Without copying the images, write out all the entries below verbatim.

Element data from apps and pages:

========================================

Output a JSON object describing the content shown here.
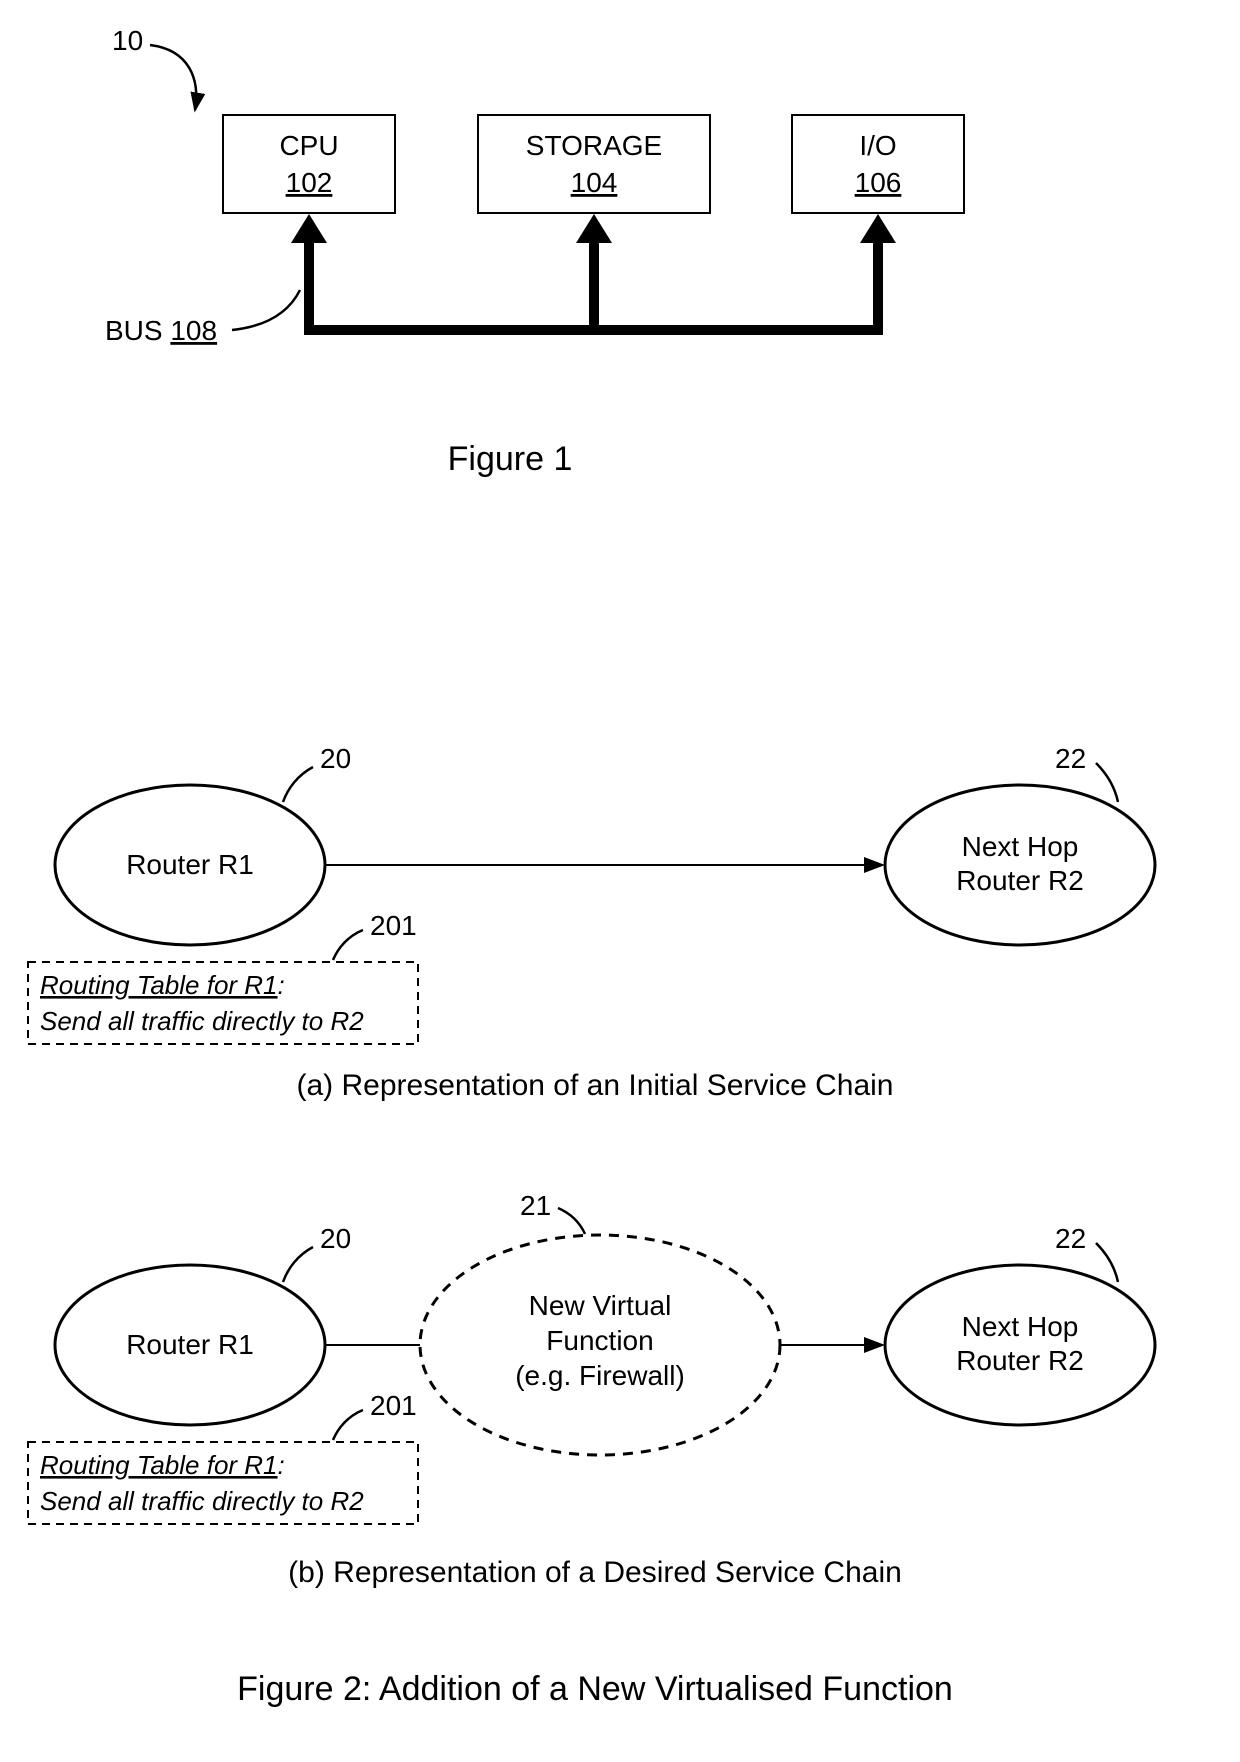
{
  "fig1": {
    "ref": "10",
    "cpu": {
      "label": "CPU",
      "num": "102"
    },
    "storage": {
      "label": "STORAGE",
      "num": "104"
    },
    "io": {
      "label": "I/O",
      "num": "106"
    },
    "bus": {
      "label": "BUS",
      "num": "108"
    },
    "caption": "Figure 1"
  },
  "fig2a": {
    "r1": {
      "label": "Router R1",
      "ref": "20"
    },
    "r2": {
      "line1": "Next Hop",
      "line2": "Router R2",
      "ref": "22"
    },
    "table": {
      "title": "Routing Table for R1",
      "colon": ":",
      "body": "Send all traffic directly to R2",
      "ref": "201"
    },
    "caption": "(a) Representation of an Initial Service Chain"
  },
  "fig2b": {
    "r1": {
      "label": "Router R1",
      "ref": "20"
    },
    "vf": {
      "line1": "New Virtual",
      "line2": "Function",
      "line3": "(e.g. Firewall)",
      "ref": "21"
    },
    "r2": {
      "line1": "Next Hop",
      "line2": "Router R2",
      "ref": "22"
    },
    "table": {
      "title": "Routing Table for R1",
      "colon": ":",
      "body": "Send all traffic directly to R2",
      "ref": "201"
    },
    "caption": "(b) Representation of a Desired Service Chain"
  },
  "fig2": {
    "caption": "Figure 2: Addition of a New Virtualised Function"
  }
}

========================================

THE ANSWER:
Output a JSON object describing the content shown here.
{
  "fig1": {
    "ref": "10",
    "cpu": {
      "label": "CPU",
      "num": "102"
    },
    "storage": {
      "label": "STORAGE",
      "num": "104"
    },
    "io": {
      "label": "I/O",
      "num": "106"
    },
    "bus": {
      "label": "BUS",
      "num": "108"
    },
    "caption": "Figure 1"
  },
  "fig2a": {
    "r1": {
      "label": "Router R1",
      "ref": "20"
    },
    "r2": {
      "line1": "Next Hop",
      "line2": "Router R2",
      "ref": "22"
    },
    "table": {
      "title": "Routing Table for R1",
      "colon": ":",
      "body": "Send all traffic directly to R2",
      "ref": "201"
    },
    "caption": "(a) Representation of an Initial Service Chain"
  },
  "fig2b": {
    "r1": {
      "label": "Router R1",
      "ref": "20"
    },
    "vf": {
      "line1": "New Virtual",
      "line2": "Function",
      "line3": "(e.g. Firewall)",
      "ref": "21"
    },
    "r2": {
      "line1": "Next Hop",
      "line2": "Router R2",
      "ref": "22"
    },
    "table": {
      "title": "Routing Table for R1",
      "colon": ":",
      "body": "Send all traffic directly to R2",
      "ref": "201"
    },
    "caption": "(b) Representation of a Desired Service Chain"
  },
  "fig2": {
    "caption": "Figure 2: Addition of a New Virtualised Function"
  }
}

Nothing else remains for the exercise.